VP: I was at the beginning as protesters were throwing stones and I had to hold the camera steady and avoid getting stitches. After that the police used tear gas which caused me to wake up coughing. However daunting, I had to be there in the role of the filmmaker.
FL: Were the police upset that you were filming them?
VP: With the police it depends on the protest. I was watching what happened yesterday with the Eric Garner protest where the police said even if you’re on the street and a journalist we can arrest you. It’s always a balance between the riot police, the state, the citizen and the filmmaker. For example in Where Are You Bucharest? I didn’t want to make the protesters heroic and humiliate police. I really wanted a balanced viewpoint even if I’m on the people’s side.
FL: Did you find the protesters performed in front of the camera? I was doing some research and Harun Farocki's Videograms of a Revolution (1989) explores this aspect in detail. Was that an influence?
VP: People perform even if I wasn’t aware of it at the moment I was filming. Sometimes this line was very blurred and you would see a sparkle in their eyes for a fraction of a second when they changed their attitude. Farocki’s film really questions this and how we represent reality versus the subjective approach of a filmmaker. That being said I also think sometimes people weren’t aware of the camera as I used a Canon 5D DSLR and I kept it a little bit lower than my eye level so I could also interact with the people. In that way the camera felt invisible.
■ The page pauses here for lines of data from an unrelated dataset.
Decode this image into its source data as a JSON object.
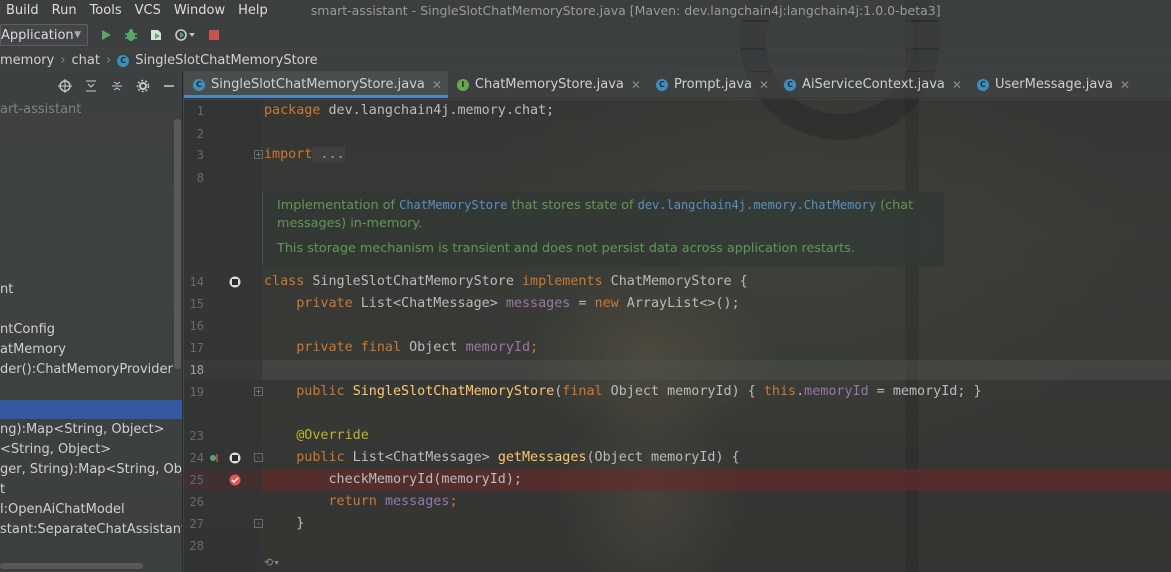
{
  "menu": {
    "items": [
      {
        "label": "Build"
      },
      {
        "label": "Run"
      },
      {
        "label": "Tools"
      },
      {
        "label": "VCS"
      },
      {
        "label": "Window"
      },
      {
        "label": "Help"
      }
    ],
    "window_title": "smart-assistant - SingleSlotChatMemoryStore.java [Maven: dev.langchain4j:langchain4j:1.0.0-beta3]"
  },
  "toolbar": {
    "run_config": "Application",
    "icons": [
      "run-icon",
      "debug-icon",
      "coverage-icon",
      "profile-icon",
      "stop-icon"
    ]
  },
  "breadcrumb": {
    "items": [
      "memory",
      "chat",
      "SingleSlotChatMemoryStore"
    ]
  },
  "project": {
    "rows": [
      {
        "text": "art-assistant",
        "dim": true
      },
      {
        "text": "nt"
      },
      {
        "text": "ntConfig"
      },
      {
        "text": "atMemory"
      },
      {
        "text": "der():ChatMemoryProvider"
      },
      {
        "text": "ng):Map<String, Object>"
      },
      {
        "text": "<String, Object>"
      },
      {
        "text": "ger, String):Map<String, Object"
      },
      {
        "text": "t"
      },
      {
        "text": "l:OpenAiChatModel"
      },
      {
        "text": "stant:SeparateChatAssistant"
      }
    ]
  },
  "tabs": [
    {
      "label": "SingleSlotChatMemoryStore.java",
      "kind": "class",
      "active": true
    },
    {
      "label": "ChatMemoryStore.java",
      "kind": "interface"
    },
    {
      "label": "Prompt.java",
      "kind": "class"
    },
    {
      "label": "AiServiceContext.java",
      "kind": "class"
    },
    {
      "label": "UserMessage.java",
      "kind": "class"
    }
  ],
  "editor": {
    "line_numbers": [
      "1",
      "2",
      "3",
      "8",
      "14",
      "15",
      "16",
      "17",
      "18",
      "19",
      "23",
      "24",
      "25",
      "26",
      "27",
      "28"
    ],
    "code": {
      "l1_kw": "package",
      "l1_rest": " dev.langchain4j.memory.chat;",
      "l3_kw": "import",
      "l3_rest": " ...",
      "l14_kw1": "class",
      "l14_mid": " SingleSlotChatMemoryStore ",
      "l14_kw2": "implements",
      "l14_rest": " ChatMemoryStore {",
      "l15_kw": "private",
      "l15_type": " List<ChatMessage> ",
      "l15_field": "messages",
      "l15_eq": " = ",
      "l15_new": "new",
      "l15_rest": " ArrayList<>();",
      "l17_kw1": "private",
      "l17_kw2": "final",
      "l17_type": " Object ",
      "l17_field": "memoryId",
      "l17_end": ";",
      "l19_kw": "public",
      "l19_fn": "SingleSlotChatMemoryStore",
      "l19_p1": "(",
      "l19_kw2": "final",
      "l19_p2": " Object memoryId) { ",
      "l19_this": "this",
      "l19_dot": ".",
      "l19_field": "memoryId",
      "l19_p3": " = memoryId; }",
      "l23_ann": "@Override",
      "l24_kw": "public",
      "l24_type": " List<ChatMessage> ",
      "l24_fn": "getMessages",
      "l24_rest": "(Object memoryId) {",
      "l25": "checkMemoryId(memoryId);",
      "l26_kw": "return",
      "l26_field": "messages",
      "l26_end": ";",
      "l27": "}"
    },
    "doc": {
      "p1_a": "Implementation of ",
      "p1_ref1": "ChatMemoryStore",
      "p1_b": " that stores state of ",
      "p1_ref2": "dev.langchain4j.memory.ChatMemory",
      "p1_c": " (chat messages) in-memory.",
      "p2": "This storage mechanism is transient and does not persist data across application restarts."
    }
  }
}
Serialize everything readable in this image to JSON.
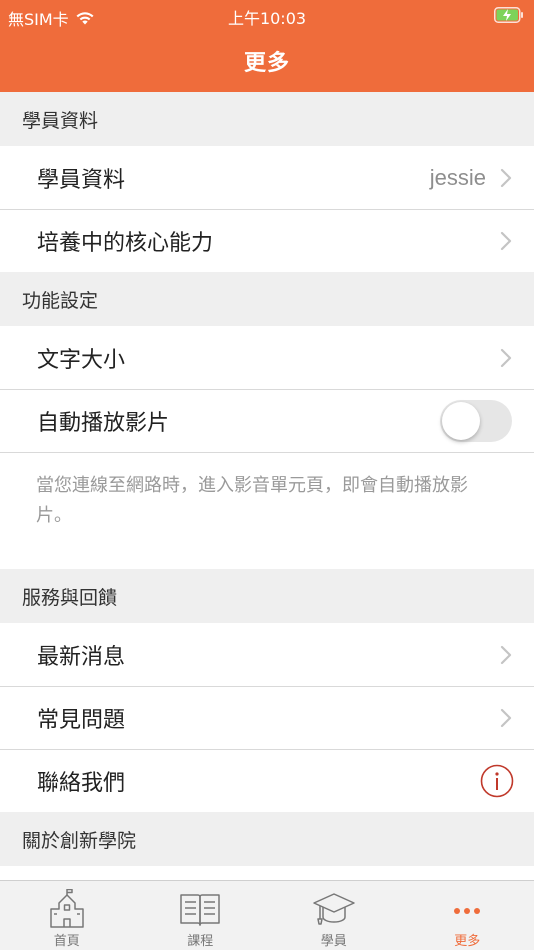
{
  "status_bar": {
    "carrier": "無SIM卡",
    "time": "上午10:03"
  },
  "nav": {
    "title": "更多"
  },
  "sections": {
    "student": {
      "header": "學員資料",
      "row_profile": {
        "label": "學員資料",
        "value": "jessie"
      },
      "row_skills": {
        "label": "培養中的核心能力"
      }
    },
    "settings": {
      "header": "功能設定",
      "row_text_size": {
        "label": "文字大小"
      },
      "row_autoplay": {
        "label": "自動播放影片",
        "enabled": false
      },
      "footnote": "當您連線至網路時，進入影音單元頁，即會自動播放影片。"
    },
    "service": {
      "header": "服務與回饋",
      "row_news": {
        "label": "最新消息"
      },
      "row_faq": {
        "label": "常見問題"
      },
      "row_contact": {
        "label": "聯絡我們"
      }
    },
    "about": {
      "header": "關於創新學院"
    }
  },
  "tabbar": [
    {
      "label": "首頁",
      "icon": "school-icon",
      "active": false
    },
    {
      "label": "課程",
      "icon": "book-icon",
      "active": false
    },
    {
      "label": "學員",
      "icon": "graduation-cap-icon",
      "active": false
    },
    {
      "label": "更多",
      "icon": "more-dots-icon",
      "active": true
    }
  ],
  "colors": {
    "brand": "#ef6c3b",
    "accent_info": "#c0392b"
  }
}
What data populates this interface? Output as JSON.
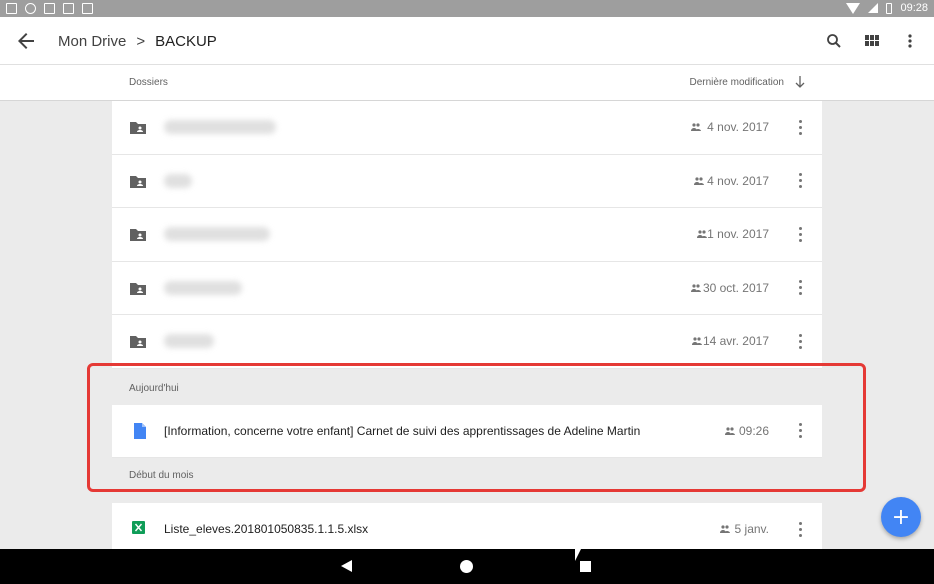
{
  "status_bar": {
    "time": "09:28"
  },
  "app_bar": {
    "crumbs": [
      "Mon Drive",
      "BACKUP"
    ],
    "separator": ">"
  },
  "column_header": {
    "folders_label": "Dossiers",
    "modified_label": "Dernière modification"
  },
  "folders": [
    {
      "date": "4 nov. 2017"
    },
    {
      "date": "4 nov. 2017"
    },
    {
      "date": "1 nov. 2017"
    },
    {
      "date": "30 oct. 2017"
    },
    {
      "date": "14 avr. 2017"
    }
  ],
  "sections": {
    "today": "Aujourd'hui",
    "month_start": "Début du mois"
  },
  "today_files": [
    {
      "name": "[Information, concerne votre enfant] Carnet de suivi des apprentissages de Adeline Martin",
      "date": "09:26",
      "icon": "doc-icon"
    }
  ],
  "month_files": [
    {
      "name": "Liste_eleves.201801050835.1.1.5.xlsx",
      "date": "5 janv.",
      "icon": "sheet-icon"
    }
  ],
  "fab": {
    "label": "+"
  },
  "colors": {
    "accent": "#4285f4",
    "highlight": "#e53935",
    "doc_blue": "#4285f4",
    "sheet_green": "#0f9d58"
  }
}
It’s also my point of view, people expected the film to be close to a journalistic report and to have everything as subjective as it can be but that’s impossible as there’s a filmmaker behind the camera.
FL: How did you choose your characters? A friend from Bucharest mentioned they're very representative of the kinds of people you see at protests there.
VP: When I started editing I didn’t want to focus on the story of one character over another but portray a group of people demanding their rights on the streets of Bucharest. We wanted a large spectrum of people from: different classes, young, old, feminists and different political parties.
FL: There was a moment in the film where a character took your phone number and mentioned he wanted to start a political party? Did you form a relationship?
VP: I know him now, he’s still doing his political party and he came to the premier of the film in Bucharest and did a speech. I think he was excited that night because there had been violence before we met. That’s a moment representative of the camera body feeling. I was holding my camera but he wasn’t aware that I was filming him.
FL: How did the protesters react to their representation in the film?
VP: Some wanted another film that was more heroic, more of an activist film. A lot of them responded to the beginning but the disintegration, the dispersion, the fights between the different groups when they weren’t united, that’s what they didn’t like. Then some people told me that they felt it was a fair representation of what their community was.
I think a lot of people who didn’t go to the protests really liked it and also international audiences who didn’t necessarily know what was going on, it gave them positive questions about politics, and representations.
FL: Did you have any favorite stories from the characters that came out during the film?
VP: Yes many, for example the retired police officer in the film ran as the Socialist candidate for Mayor of Bucharest in the summer of 2012. I then saw some images shot by him in North Korea where he had been officially invited by the government with a comrade of his from Ceaușescu’s presidency.
FL: Was there a difference between what you were reading in the media and what you were experiencing on the streets? Did you feel like the media were shaping what people were reading?
VP: Yes, the media was translating everything into a fiction in a very clear way. They had cranes and reporters; they would cut some people’s viewpoints and put a spotlight on others. I really wanted to create a fair balanced portrayal, showing images of the protest from within as a protester, putting a mirror on it so society could see themselves. The film is intended as a document of our times.